    Thank you,


  2. Hi Allan,

    Thanks for your comment. I see what you're saying.

    Perhaps more context would explain Dr. Piper's position more clearly. This is a quote from the same article, the section that just precedes the bit I included:

    "But does Paul then just lay the works of love on top of that freedom as a layer of legal duty? You got a good start through justification by faith alone, but now there is another way, besides faith, to do what you ought to do and become a loving person?

    Faith Works through Love

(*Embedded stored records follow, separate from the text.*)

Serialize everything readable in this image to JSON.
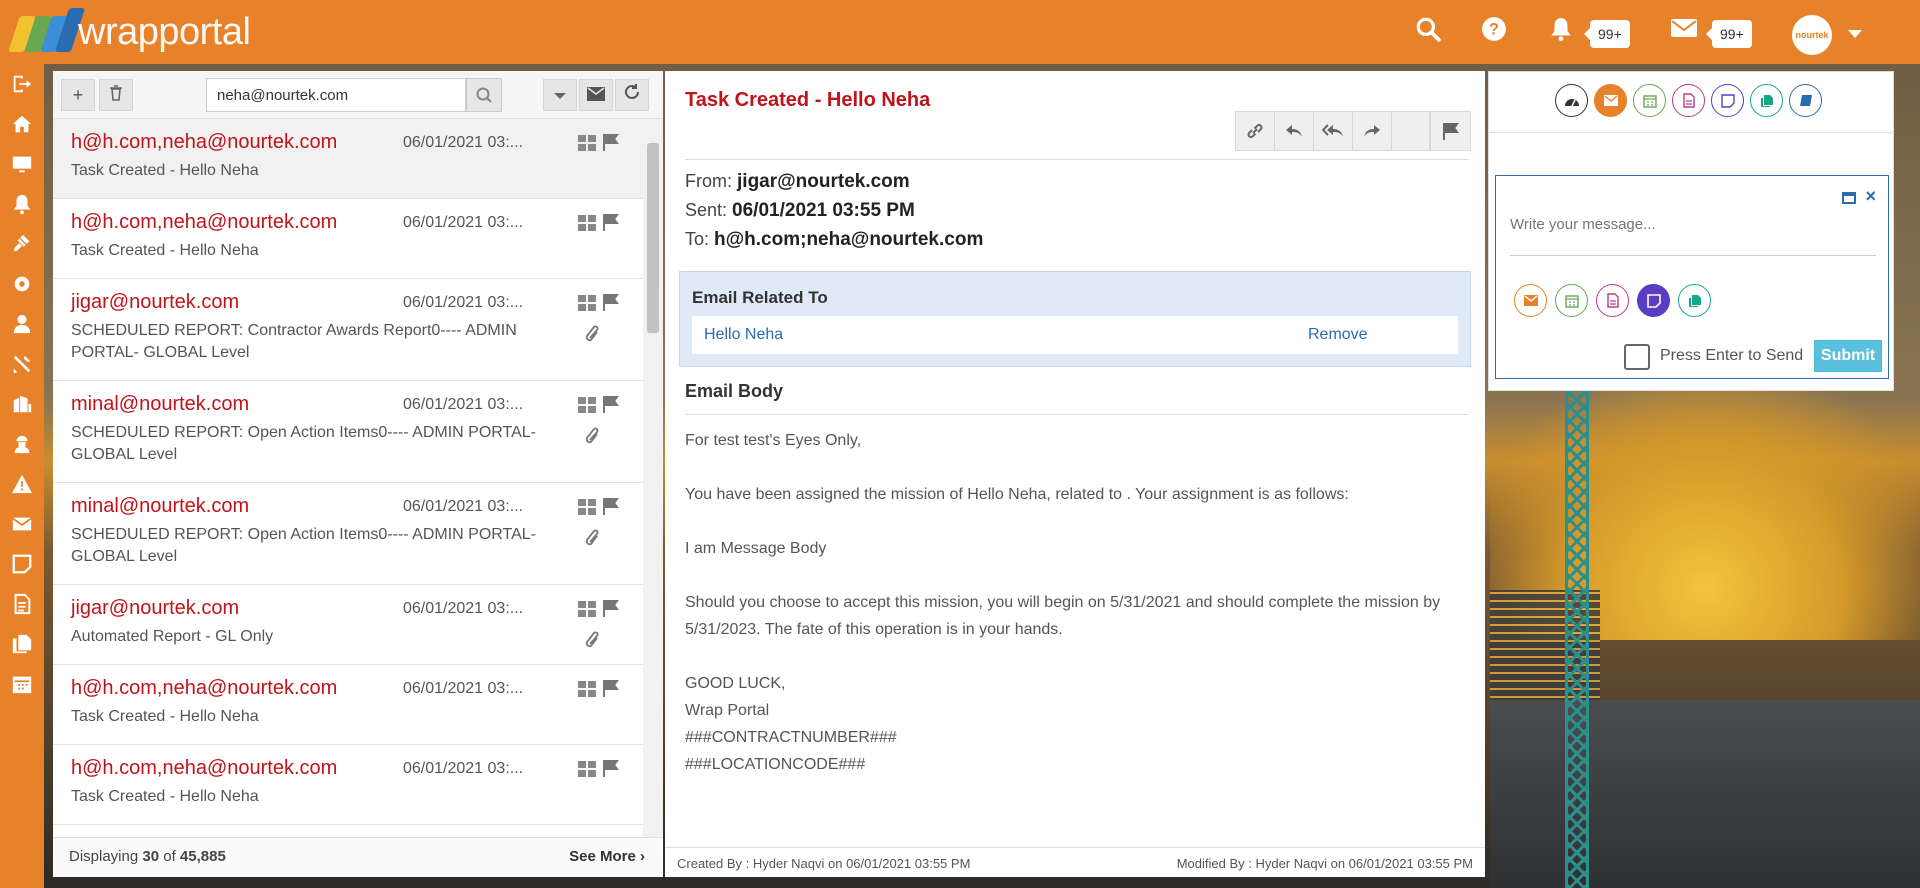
{
  "header": {
    "logo_text": "wrapportal",
    "notifications_count": "99+",
    "messages_count": "99+",
    "avatar_text": "nourtek"
  },
  "list": {
    "search_value": "neha@nourtek.com",
    "items": [
      {
        "from": "h@h.com,neha@nourtek.com",
        "date": "06/01/2021 03:...",
        "subject": "Task Created - Hello Neha",
        "attachment": false
      },
      {
        "from": "h@h.com,neha@nourtek.com",
        "date": "06/01/2021 03:...",
        "subject": "Task Created - Hello Neha",
        "attachment": false
      },
      {
        "from": "jigar@nourtek.com",
        "date": "06/01/2021 03:...",
        "subject": "SCHEDULED REPORT: Contractor Awards Report0---- ADMIN PORTAL- GLOBAL Level",
        "attachment": true
      },
      {
        "from": "minal@nourtek.com",
        "date": "06/01/2021 03:...",
        "subject": "SCHEDULED REPORT: Open Action Items0---- ADMIN PORTAL- GLOBAL Level",
        "attachment": true
      },
      {
        "from": "minal@nourtek.com",
        "date": "06/01/2021 03:...",
        "subject": "SCHEDULED REPORT: Open Action Items0---- ADMIN PORTAL- GLOBAL Level",
        "attachment": true
      },
      {
        "from": "jigar@nourtek.com",
        "date": "06/01/2021 03:...",
        "subject": "Automated Report - GL Only",
        "attachment": true
      },
      {
        "from": "h@h.com,neha@nourtek.com",
        "date": "06/01/2021 03:...",
        "subject": "Task Created - Hello Neha",
        "attachment": false
      },
      {
        "from": "h@h.com,neha@nourtek.com",
        "date": "06/01/2021 03:...",
        "subject": "Task Created - Hello Neha",
        "attachment": false
      }
    ],
    "footer_prefix": "Displaying",
    "footer_shown": "30",
    "footer_of": "of",
    "footer_total": "45,885",
    "see_more": "See More"
  },
  "mail": {
    "title": "Task Created - Hello Neha",
    "from_label": "From:",
    "from_value": "jigar@nourtek.com",
    "sent_label": "Sent:",
    "sent_value": "06/01/2021 03:55 PM",
    "to_label": "To:",
    "to_value": "h@h.com;neha@nourtek.com",
    "related_heading": "Email Related To",
    "related_link": "Hello Neha",
    "related_remove": "Remove",
    "body_heading": "Email Body",
    "body": {
      "line1": "For test test's Eyes Only,",
      "line2": "You have been assigned the mission of Hello Neha, related to . Your assignment is as follows:",
      "line3": "I am Message Body",
      "line4": "Should you choose to accept this mission, you will begin on 5/31/2021 and should complete the mission by 5/31/2023. The fate of this operation is in your hands.",
      "line5": "GOOD LUCK,",
      "line6": "Wrap Portal",
      "line7": "###CONTRACTNUMBER###",
      "line8": "###LOCATIONCODE###"
    },
    "created_by": "Created By : Hyder Naqvi on 06/01/2021 03:55 PM",
    "modified_by": "Modified By : Hyder Naqvi on 06/01/2021 03:55 PM"
  },
  "composer": {
    "placeholder": "Write your message...",
    "press_enter_label": "Press Enter to Send",
    "submit_label": "Submit"
  },
  "colors": {
    "brand_orange": "#e8822a",
    "sender_red": "#c0141a",
    "link_blue": "#2b6cb0"
  }
}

    No. Look at Galatians 5:6, a crucial text in seeing Paul and James in harmony with each other. "For in Christ Jesus neither circumcision nor uncircumcision means anything, but faith working through love." So when Paul dealt with the abuse of his doctrine of justification by faith alone, he said: It's not added works like circumcision that will win God's favor. What then? It is "faith working through love." Notice very carefully what he says. What counts with God? "Faith." But what kind of faith? Faith that "works through love." He does not say that what counts with God is "faith" plus a layer of loving works added to faith. He says that what counts with God is the kind of faith that by its nature produces love. But it is faith that gives us our right standing with God. The love that comes from it only shows that it is, in fact, real living, justifying faith.

    Now that, I think, is what James... etc."

    I'm not familiar with the Noll book you reference - though it looks like an interesting read!


Related Posts Plugin for WordPress, Blogger...